Copy nothing but the lines from the line with "Enumerate this screenshot's" to the end of the records, retyped exactly. Pictures stay out.

**RECORDS PROVIDED**
◆ ◆ ◆
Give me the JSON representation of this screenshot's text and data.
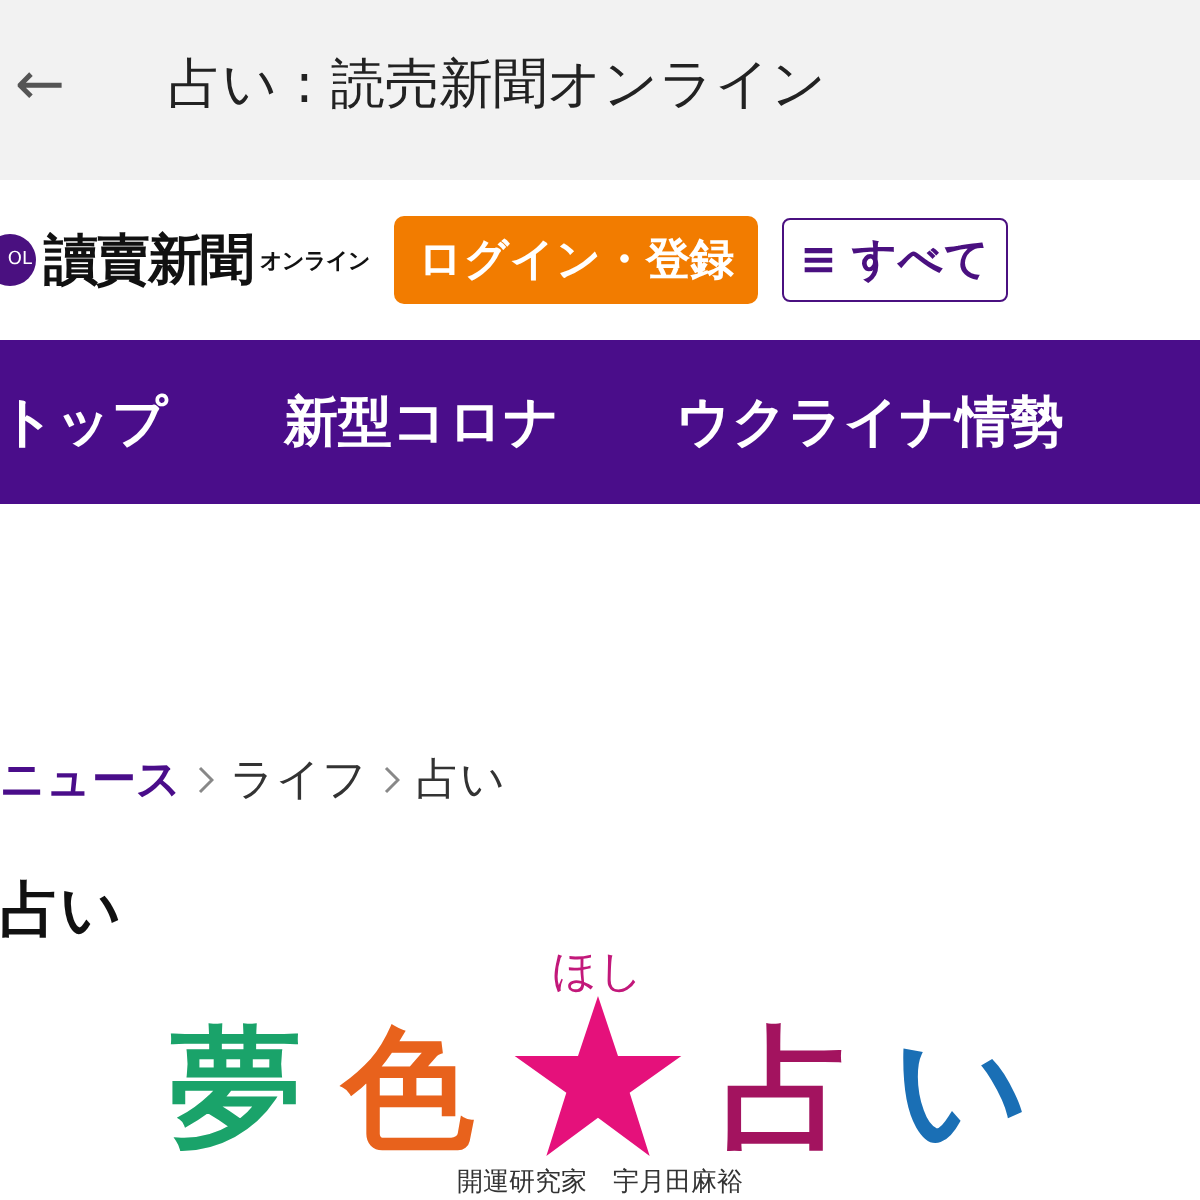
{
  "top_bar": {
    "back_icon": "←",
    "title": "占い : 読売新聞オンライン"
  },
  "header": {
    "logo_mark": "OL",
    "logo_text": "讀賣新聞",
    "logo_sub": "オンライン",
    "login_button": "ログイン・登録",
    "menu_button": {
      "icon": "≡",
      "label": "すべて"
    }
  },
  "nav": [
    {
      "label": "トップ"
    },
    {
      "label": "新型コロナ"
    },
    {
      "label": "ウクライナ情勢"
    }
  ],
  "breadcrumb": [
    {
      "label": "ニュース",
      "kind": "link"
    },
    {
      "label": "ライフ",
      "kind": "plain"
    },
    {
      "label": "占い",
      "kind": "plain"
    }
  ],
  "heading": "占い",
  "banner": {
    "title": [
      {
        "kind": "char",
        "text": "夢",
        "color": "#1aa36a"
      },
      {
        "kind": "char",
        "text": "色",
        "color": "#e8621c"
      },
      {
        "kind": "star",
        "ruby": "ほし",
        "color": "#e5117b"
      },
      {
        "kind": "char",
        "text": "占",
        "color": "#a3135f"
      },
      {
        "kind": "char",
        "text": "い",
        "color": "#1a6fb5"
      }
    ],
    "caption": "開運研究家　宇月田麻裕"
  }
}
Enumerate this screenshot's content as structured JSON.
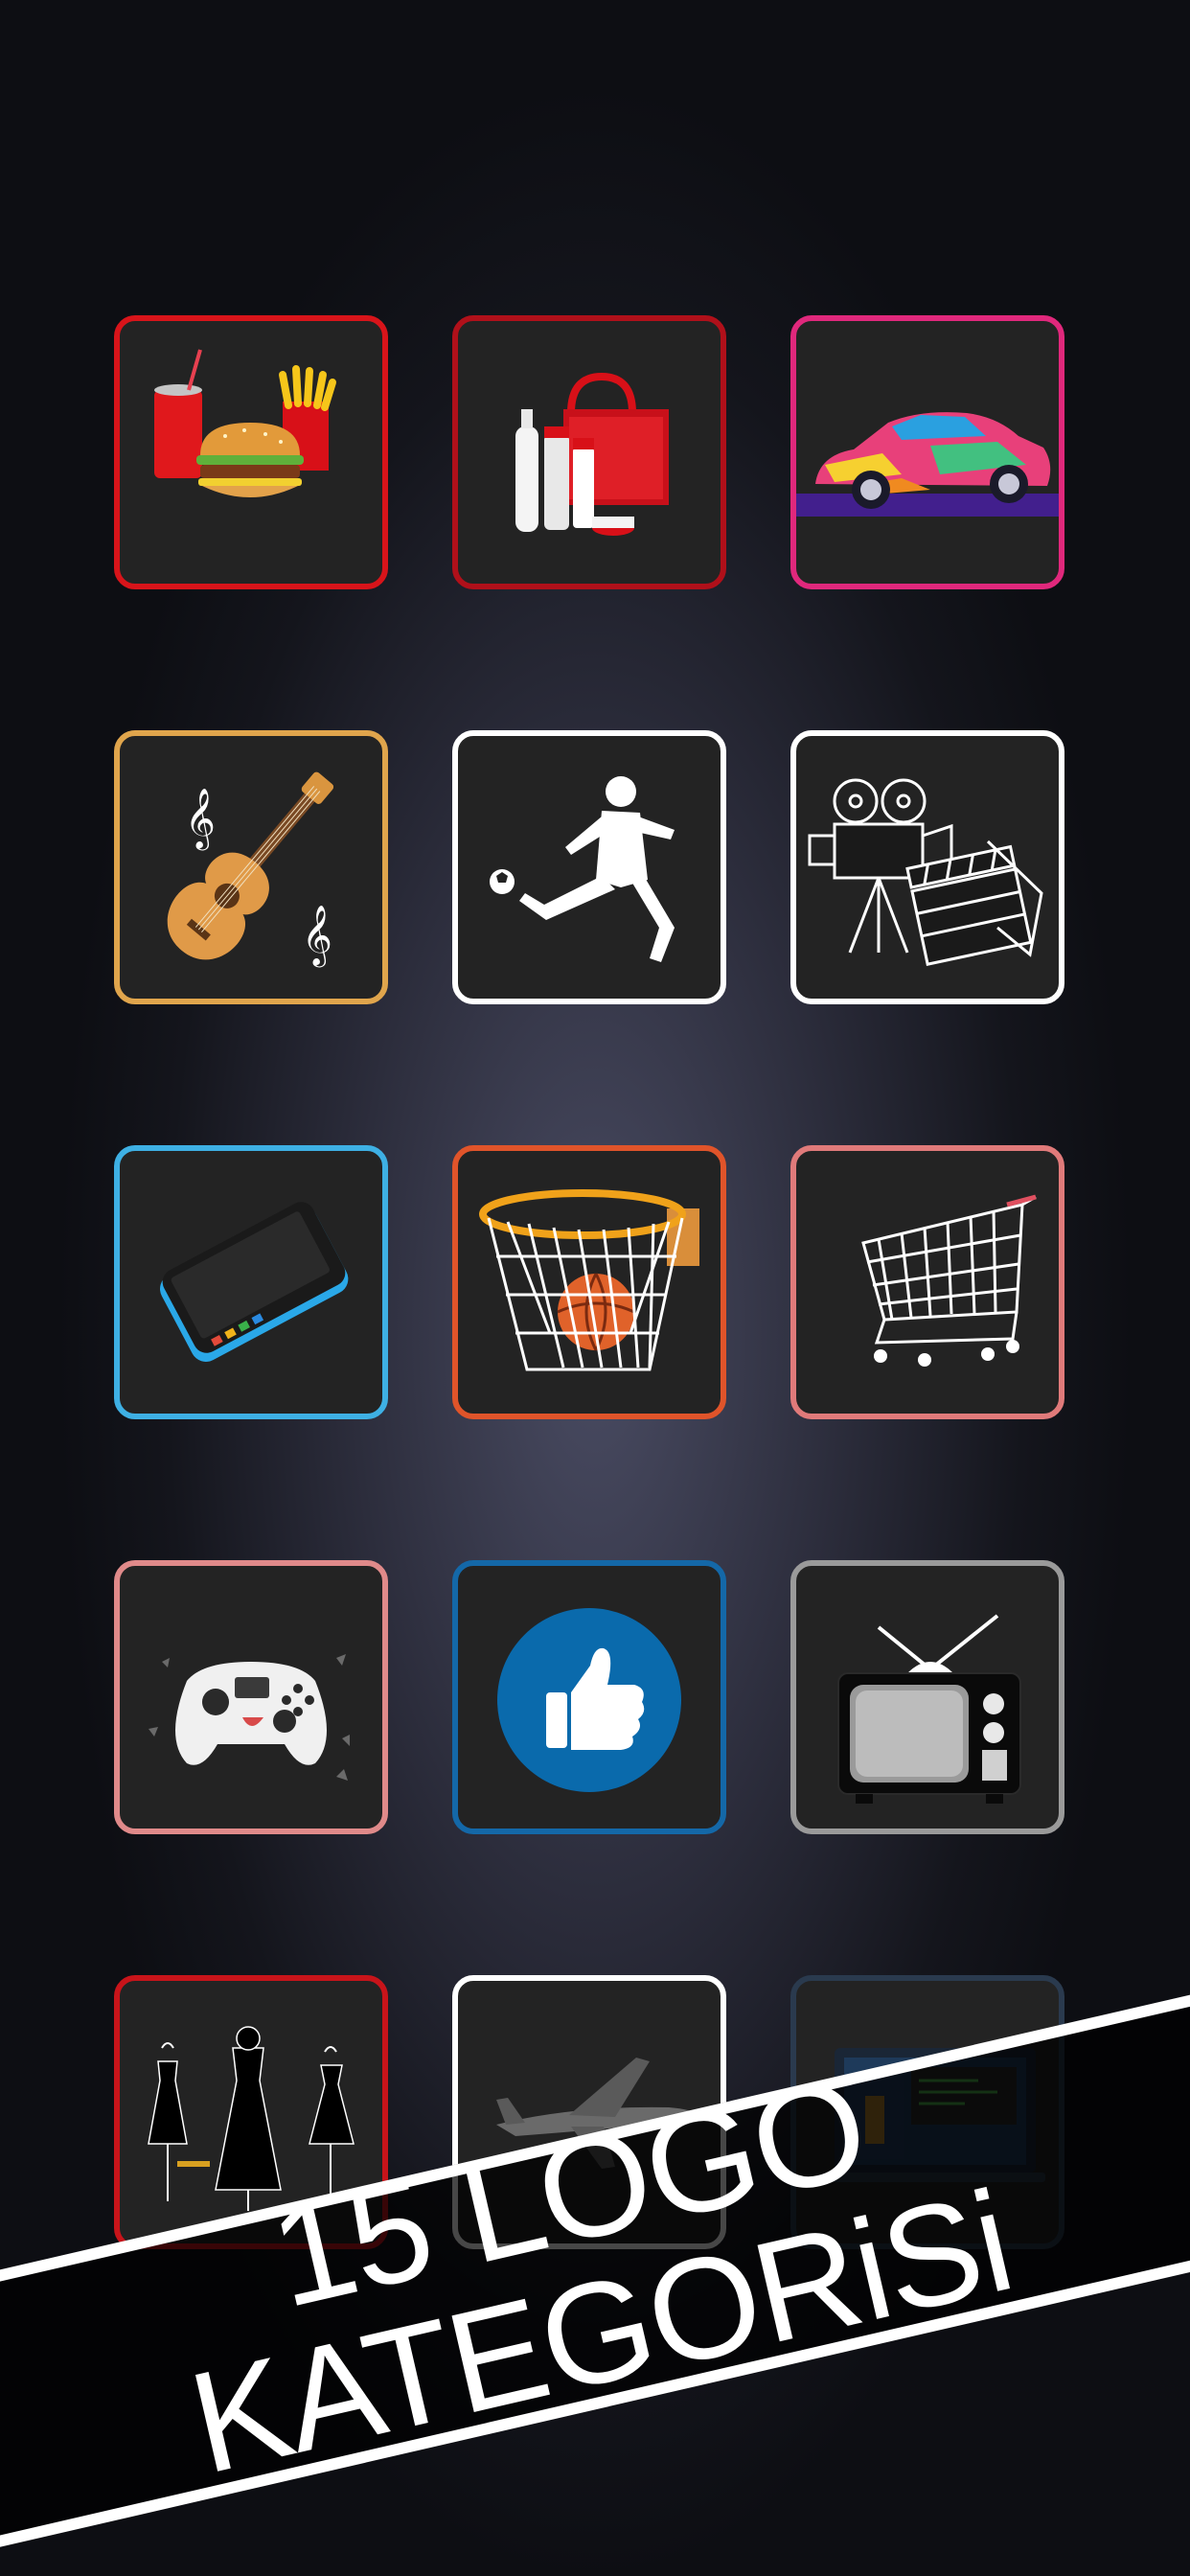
{
  "banner": {
    "line1": "15 LOGO",
    "line2": "KATEGORiSi"
  },
  "categories": [
    {
      "icon": "fast-food-icon",
      "border": "#d8141a"
    },
    {
      "icon": "cosmetics-icon",
      "border": "#b0101a"
    },
    {
      "icon": "car-icon",
      "border": "#e0287c"
    },
    {
      "icon": "guitar-icon",
      "border": "#e0a54c"
    },
    {
      "icon": "football-player-icon",
      "border": "#ffffff"
    },
    {
      "icon": "film-camera-icon",
      "border": "#ffffff"
    },
    {
      "icon": "smartphone-icon",
      "border": "#3eb0e4"
    },
    {
      "icon": "basketball-hoop-icon",
      "border": "#e0542a"
    },
    {
      "icon": "shopping-cart-icon",
      "border": "#e07a7a"
    },
    {
      "icon": "game-controller-icon",
      "border": "#e08a8a"
    },
    {
      "icon": "thumbs-up-icon",
      "border": "#1468a8"
    },
    {
      "icon": "television-icon",
      "border": "#9a9a9a"
    },
    {
      "icon": "fashion-dresses-icon",
      "border": "#c8141a"
    },
    {
      "icon": "airplane-icon",
      "border": "#ffffff"
    },
    {
      "icon": "laptop-code-icon",
      "border": "#2a3a4e"
    }
  ]
}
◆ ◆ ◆
**ANSWER TO THE EXERCISE**
Enumerate this screenshot's content as structured JSON.
{
  "banner": {
    "line1": "15 LOGO",
    "line2": "KATEGORiSi"
  },
  "categories": [
    {
      "icon": "fast-food-icon",
      "border": "#d8141a"
    },
    {
      "icon": "cosmetics-icon",
      "border": "#b0101a"
    },
    {
      "icon": "car-icon",
      "border": "#e0287c"
    },
    {
      "icon": "guitar-icon",
      "border": "#e0a54c"
    },
    {
      "icon": "football-player-icon",
      "border": "#ffffff"
    },
    {
      "icon": "film-camera-icon",
      "border": "#ffffff"
    },
    {
      "icon": "smartphone-icon",
      "border": "#3eb0e4"
    },
    {
      "icon": "basketball-hoop-icon",
      "border": "#e0542a"
    },
    {
      "icon": "shopping-cart-icon",
      "border": "#e07a7a"
    },
    {
      "icon": "game-controller-icon",
      "border": "#e08a8a"
    },
    {
      "icon": "thumbs-up-icon",
      "border": "#1468a8"
    },
    {
      "icon": "television-icon",
      "border": "#9a9a9a"
    },
    {
      "icon": "fashion-dresses-icon",
      "border": "#c8141a"
    },
    {
      "icon": "airplane-icon",
      "border": "#ffffff"
    },
    {
      "icon": "laptop-code-icon",
      "border": "#2a3a4e"
    }
  ]
}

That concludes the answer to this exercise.